Helicobacter pylori, previously known as Campylobacter pylori, is a Gram-negative, microaerophilic bacterium usually found in the stomach. It was identified in 1982 by Australian scientists Barry Marshall and Robin Warren, who found that it was present in a person with chronic gastritis and gastric ulcers, conditions not previously believed to have a microbial cause. It is also linked to the development of duodenal ulcers and stomach cancer. However, over 80% of individuals infected with the bacterium are asymptomatic, and it may play an important role in the natural stomach ecology. More than 50% of the world's population has H. pylori in their upper gastrointestinal tracts. Infection is more common in developing countries than Western countries.
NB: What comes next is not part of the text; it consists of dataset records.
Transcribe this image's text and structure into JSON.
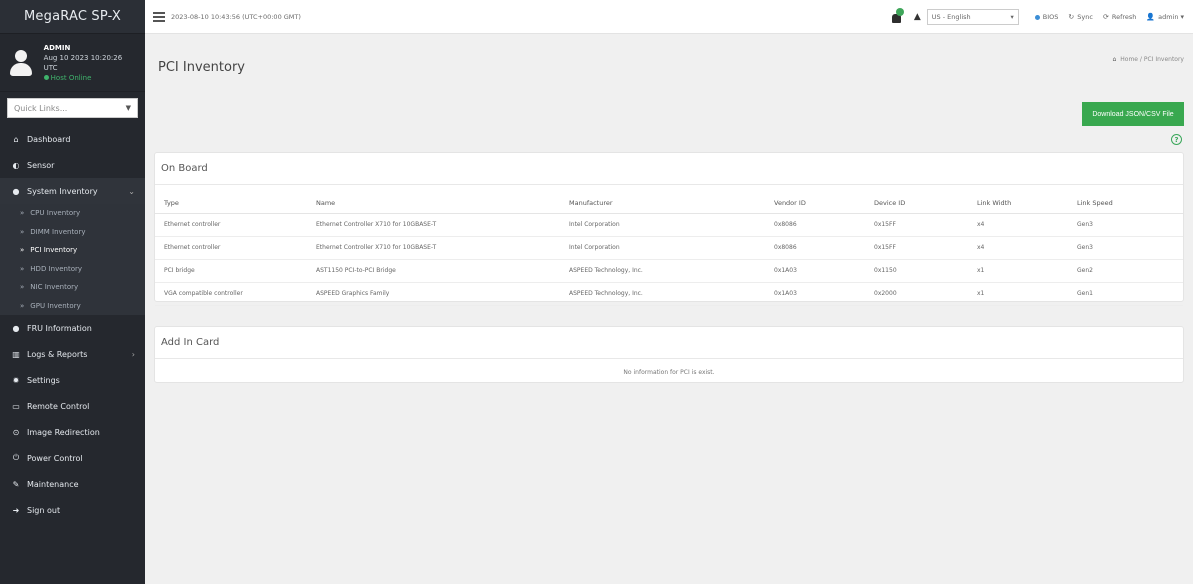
{
  "sidebar": {
    "brand": "MegaRAC SP-X",
    "user": {
      "name": "ADMIN",
      "login_time": "Aug 10 2023 10:20:26 UTC",
      "status": "Host Online"
    },
    "quick_links_placeholder": "Quick Links...",
    "items": [
      {
        "label": "Dashboard",
        "icon": "home-icon"
      },
      {
        "label": "Sensor",
        "icon": "gauge-icon"
      },
      {
        "label": "System Inventory",
        "icon": "inventory-icon"
      },
      {
        "label": "FRU Information",
        "icon": "info-icon"
      },
      {
        "label": "Logs & Reports",
        "icon": "chart-icon"
      },
      {
        "label": "Settings",
        "icon": "gear-icon"
      },
      {
        "label": "Remote Control",
        "icon": "monitor-icon"
      },
      {
        "label": "Image Redirection",
        "icon": "disc-icon"
      },
      {
        "label": "Power Control",
        "icon": "power-icon"
      },
      {
        "label": "Maintenance",
        "icon": "wrench-icon"
      },
      {
        "label": "Sign out",
        "icon": "signout-icon"
      }
    ],
    "sub_items": [
      {
        "label": "CPU Inventory"
      },
      {
        "label": "DIMM Inventory"
      },
      {
        "label": "PCI Inventory"
      },
      {
        "label": "HDD Inventory"
      },
      {
        "label": "NIC Inventory"
      },
      {
        "label": "GPU Inventory"
      }
    ]
  },
  "header": {
    "clock": "2023-08-10 10:43:56 (UTC+00:00 GMT)",
    "language": "US - English",
    "bios": "BIOS",
    "sync": "Sync",
    "refresh": "Refresh",
    "user": "admin"
  },
  "main": {
    "title": "PCI Inventory",
    "breadcrumb_home": "Home",
    "breadcrumb_current": "PCI Inventory",
    "download_label": "Download JSON/CSV File",
    "onboard": {
      "title": "On Board",
      "columns": [
        "Type",
        "Name",
        "Manufacturer",
        "Vendor ID",
        "Device ID",
        "Link Width",
        "Link Speed"
      ],
      "rows": [
        [
          "Ethernet controller",
          "Ethernet Controller X710 for 10GBASE-T",
          "Intel Corporation",
          "0x8086",
          "0x15FF",
          "x4",
          "Gen3"
        ],
        [
          "Ethernet controller",
          "Ethernet Controller X710 for 10GBASE-T",
          "Intel Corporation",
          "0x8086",
          "0x15FF",
          "x4",
          "Gen3"
        ],
        [
          "PCI bridge",
          "AST1150 PCI-to-PCI Bridge",
          "ASPEED Technology, Inc.",
          "0x1A03",
          "0x1150",
          "x1",
          "Gen2"
        ],
        [
          "VGA compatible controller",
          "ASPEED Graphics Family",
          "ASPEED Technology, Inc.",
          "0x1A03",
          "0x2000",
          "x1",
          "Gen1"
        ]
      ]
    },
    "addin": {
      "title": "Add In Card",
      "empty_text": "No information for PCI is exist."
    }
  }
}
H. pylori's helical shape (from which the genus name derives) is thought to have evolved to penetrate the mucoid lining of the stomach.